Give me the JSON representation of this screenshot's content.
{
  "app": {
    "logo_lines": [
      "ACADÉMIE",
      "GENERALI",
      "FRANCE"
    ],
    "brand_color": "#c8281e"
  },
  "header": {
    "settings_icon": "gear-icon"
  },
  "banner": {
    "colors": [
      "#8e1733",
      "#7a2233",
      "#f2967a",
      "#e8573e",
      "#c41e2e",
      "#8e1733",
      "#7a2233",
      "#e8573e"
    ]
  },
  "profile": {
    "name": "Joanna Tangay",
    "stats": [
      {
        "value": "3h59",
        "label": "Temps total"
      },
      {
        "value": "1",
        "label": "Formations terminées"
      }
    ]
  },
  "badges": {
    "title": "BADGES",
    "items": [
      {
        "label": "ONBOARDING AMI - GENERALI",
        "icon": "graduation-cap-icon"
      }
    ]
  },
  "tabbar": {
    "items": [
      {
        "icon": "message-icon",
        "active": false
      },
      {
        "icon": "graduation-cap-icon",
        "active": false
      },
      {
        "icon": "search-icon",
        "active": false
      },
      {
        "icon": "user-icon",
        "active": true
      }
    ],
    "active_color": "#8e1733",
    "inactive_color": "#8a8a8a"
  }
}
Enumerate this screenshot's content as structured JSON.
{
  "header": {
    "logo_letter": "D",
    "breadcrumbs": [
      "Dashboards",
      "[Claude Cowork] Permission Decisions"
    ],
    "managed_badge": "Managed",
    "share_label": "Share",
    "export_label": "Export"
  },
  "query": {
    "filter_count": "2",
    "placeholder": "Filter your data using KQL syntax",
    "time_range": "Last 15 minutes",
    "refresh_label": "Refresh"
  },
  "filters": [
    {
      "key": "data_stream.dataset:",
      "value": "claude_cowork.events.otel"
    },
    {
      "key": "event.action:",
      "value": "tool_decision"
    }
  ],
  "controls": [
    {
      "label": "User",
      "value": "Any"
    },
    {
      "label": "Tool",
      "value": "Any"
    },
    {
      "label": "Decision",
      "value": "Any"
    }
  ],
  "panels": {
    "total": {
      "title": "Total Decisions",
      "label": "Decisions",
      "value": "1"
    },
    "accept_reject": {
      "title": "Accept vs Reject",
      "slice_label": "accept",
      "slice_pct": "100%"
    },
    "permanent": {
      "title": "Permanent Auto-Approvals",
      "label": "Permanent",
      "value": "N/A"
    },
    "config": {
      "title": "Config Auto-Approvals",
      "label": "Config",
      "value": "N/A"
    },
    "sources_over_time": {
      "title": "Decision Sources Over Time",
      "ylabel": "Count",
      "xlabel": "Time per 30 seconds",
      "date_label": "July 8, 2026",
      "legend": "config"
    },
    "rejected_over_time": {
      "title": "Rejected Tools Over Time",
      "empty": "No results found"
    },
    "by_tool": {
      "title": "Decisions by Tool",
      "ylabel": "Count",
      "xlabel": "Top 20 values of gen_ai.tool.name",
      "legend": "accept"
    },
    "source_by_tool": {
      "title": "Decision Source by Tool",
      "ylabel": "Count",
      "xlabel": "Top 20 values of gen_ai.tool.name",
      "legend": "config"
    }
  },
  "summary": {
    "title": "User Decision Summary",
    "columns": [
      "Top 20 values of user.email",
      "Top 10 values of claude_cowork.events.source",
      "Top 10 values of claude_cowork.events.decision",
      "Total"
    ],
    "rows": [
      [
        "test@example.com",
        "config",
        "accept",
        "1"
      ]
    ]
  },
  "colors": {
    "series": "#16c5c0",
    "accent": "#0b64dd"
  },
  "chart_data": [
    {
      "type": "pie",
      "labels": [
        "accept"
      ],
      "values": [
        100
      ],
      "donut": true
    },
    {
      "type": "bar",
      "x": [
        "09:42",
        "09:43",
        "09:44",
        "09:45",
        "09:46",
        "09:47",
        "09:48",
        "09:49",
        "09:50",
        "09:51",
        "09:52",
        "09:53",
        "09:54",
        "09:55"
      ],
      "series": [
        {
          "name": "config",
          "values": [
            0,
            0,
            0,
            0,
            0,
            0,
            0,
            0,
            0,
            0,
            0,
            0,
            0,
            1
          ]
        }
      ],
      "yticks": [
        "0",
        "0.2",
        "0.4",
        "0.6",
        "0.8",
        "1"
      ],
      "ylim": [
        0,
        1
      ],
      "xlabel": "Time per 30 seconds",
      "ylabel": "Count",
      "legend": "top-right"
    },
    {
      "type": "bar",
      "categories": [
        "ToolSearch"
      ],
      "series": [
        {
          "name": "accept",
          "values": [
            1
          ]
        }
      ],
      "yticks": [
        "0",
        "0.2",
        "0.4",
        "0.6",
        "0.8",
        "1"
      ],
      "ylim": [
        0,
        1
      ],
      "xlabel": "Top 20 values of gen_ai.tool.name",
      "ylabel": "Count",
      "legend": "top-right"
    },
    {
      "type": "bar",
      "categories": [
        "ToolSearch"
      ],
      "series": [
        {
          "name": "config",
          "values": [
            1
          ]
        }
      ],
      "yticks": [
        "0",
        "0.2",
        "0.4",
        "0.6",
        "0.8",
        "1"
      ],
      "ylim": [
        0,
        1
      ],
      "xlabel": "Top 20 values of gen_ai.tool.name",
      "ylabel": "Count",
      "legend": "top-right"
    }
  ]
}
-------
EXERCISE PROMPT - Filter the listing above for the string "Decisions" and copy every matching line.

RESPONSE AREA -
      "[Claude Cowork] Permission Decisions"
      "title": "Total Decisions",
      "label": "Decisions",
      "title": "Decisions by Tool",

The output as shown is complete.